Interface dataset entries
|---|

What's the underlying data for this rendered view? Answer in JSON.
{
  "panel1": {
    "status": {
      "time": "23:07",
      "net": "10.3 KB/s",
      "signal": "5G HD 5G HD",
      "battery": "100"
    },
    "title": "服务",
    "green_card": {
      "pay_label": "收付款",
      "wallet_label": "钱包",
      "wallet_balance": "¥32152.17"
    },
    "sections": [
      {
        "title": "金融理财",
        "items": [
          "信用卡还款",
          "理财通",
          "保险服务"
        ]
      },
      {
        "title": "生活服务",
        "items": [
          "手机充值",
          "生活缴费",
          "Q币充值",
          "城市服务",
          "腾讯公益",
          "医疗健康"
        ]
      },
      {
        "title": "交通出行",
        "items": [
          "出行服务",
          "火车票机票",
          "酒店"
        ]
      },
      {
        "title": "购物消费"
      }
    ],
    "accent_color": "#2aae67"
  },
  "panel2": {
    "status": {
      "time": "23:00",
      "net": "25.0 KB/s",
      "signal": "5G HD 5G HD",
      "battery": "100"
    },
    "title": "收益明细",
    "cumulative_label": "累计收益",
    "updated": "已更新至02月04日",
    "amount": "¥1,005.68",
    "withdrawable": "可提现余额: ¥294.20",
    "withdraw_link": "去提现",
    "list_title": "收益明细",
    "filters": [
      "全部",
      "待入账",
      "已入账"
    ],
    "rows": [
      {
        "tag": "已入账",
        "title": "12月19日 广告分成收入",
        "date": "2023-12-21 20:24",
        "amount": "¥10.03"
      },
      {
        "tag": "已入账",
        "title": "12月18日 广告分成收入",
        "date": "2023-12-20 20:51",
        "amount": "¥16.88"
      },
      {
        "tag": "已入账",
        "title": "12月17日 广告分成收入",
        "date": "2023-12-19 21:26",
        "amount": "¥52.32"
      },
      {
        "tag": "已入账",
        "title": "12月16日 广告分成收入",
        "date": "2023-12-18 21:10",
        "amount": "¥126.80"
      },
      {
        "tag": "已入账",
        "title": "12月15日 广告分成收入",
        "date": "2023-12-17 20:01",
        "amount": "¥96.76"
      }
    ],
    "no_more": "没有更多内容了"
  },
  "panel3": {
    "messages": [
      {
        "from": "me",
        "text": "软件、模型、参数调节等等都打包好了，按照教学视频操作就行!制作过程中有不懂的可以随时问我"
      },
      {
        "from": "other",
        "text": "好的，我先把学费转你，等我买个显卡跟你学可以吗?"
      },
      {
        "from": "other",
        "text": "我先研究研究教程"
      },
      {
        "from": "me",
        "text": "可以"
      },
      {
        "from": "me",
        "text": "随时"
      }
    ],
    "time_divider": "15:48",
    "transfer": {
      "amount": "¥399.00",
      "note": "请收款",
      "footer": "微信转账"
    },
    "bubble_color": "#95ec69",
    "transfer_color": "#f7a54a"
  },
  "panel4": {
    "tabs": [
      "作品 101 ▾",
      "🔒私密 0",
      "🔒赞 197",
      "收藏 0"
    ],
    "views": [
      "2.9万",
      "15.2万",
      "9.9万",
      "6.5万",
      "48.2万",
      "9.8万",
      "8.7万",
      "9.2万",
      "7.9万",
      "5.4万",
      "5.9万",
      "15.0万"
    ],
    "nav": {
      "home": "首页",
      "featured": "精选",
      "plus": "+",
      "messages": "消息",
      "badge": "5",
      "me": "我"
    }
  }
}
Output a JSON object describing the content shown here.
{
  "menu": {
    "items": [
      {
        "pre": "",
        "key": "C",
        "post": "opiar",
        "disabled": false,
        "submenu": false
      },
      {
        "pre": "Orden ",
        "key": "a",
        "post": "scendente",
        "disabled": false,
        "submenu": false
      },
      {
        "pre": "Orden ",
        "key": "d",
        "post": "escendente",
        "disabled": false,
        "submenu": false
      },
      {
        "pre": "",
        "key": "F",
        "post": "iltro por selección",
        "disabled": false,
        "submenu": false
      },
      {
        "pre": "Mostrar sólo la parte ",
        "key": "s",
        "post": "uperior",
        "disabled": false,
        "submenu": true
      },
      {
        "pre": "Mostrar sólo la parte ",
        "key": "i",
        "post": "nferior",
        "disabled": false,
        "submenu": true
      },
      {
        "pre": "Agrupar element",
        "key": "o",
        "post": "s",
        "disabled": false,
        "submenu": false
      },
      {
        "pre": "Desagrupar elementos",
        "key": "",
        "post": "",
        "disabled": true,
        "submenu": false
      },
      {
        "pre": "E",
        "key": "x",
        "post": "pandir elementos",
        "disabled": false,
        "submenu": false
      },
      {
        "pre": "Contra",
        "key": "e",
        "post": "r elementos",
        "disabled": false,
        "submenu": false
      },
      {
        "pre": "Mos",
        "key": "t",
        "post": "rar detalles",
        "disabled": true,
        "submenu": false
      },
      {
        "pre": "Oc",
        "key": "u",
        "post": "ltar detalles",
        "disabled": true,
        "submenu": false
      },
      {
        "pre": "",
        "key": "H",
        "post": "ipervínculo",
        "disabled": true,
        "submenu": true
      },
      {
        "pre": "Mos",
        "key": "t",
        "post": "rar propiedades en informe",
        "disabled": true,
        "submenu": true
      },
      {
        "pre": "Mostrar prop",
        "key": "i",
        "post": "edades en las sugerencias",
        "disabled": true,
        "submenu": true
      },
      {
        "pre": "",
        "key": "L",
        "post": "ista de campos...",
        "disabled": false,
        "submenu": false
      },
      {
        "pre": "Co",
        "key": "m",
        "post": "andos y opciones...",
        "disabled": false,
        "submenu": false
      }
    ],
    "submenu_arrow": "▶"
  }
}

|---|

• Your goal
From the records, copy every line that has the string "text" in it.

• Problem solution
        "text": "软件、模型、参数调节等等都打包好了，按照教学视频操作就行!制作过程中有不懂的可以随时问我"
        "text": "好的，我先把学费转你，等我买个显卡跟你学可以吗?"
        "text": "我先研究研究教程"
        "text": "可以"
        "text": "随时"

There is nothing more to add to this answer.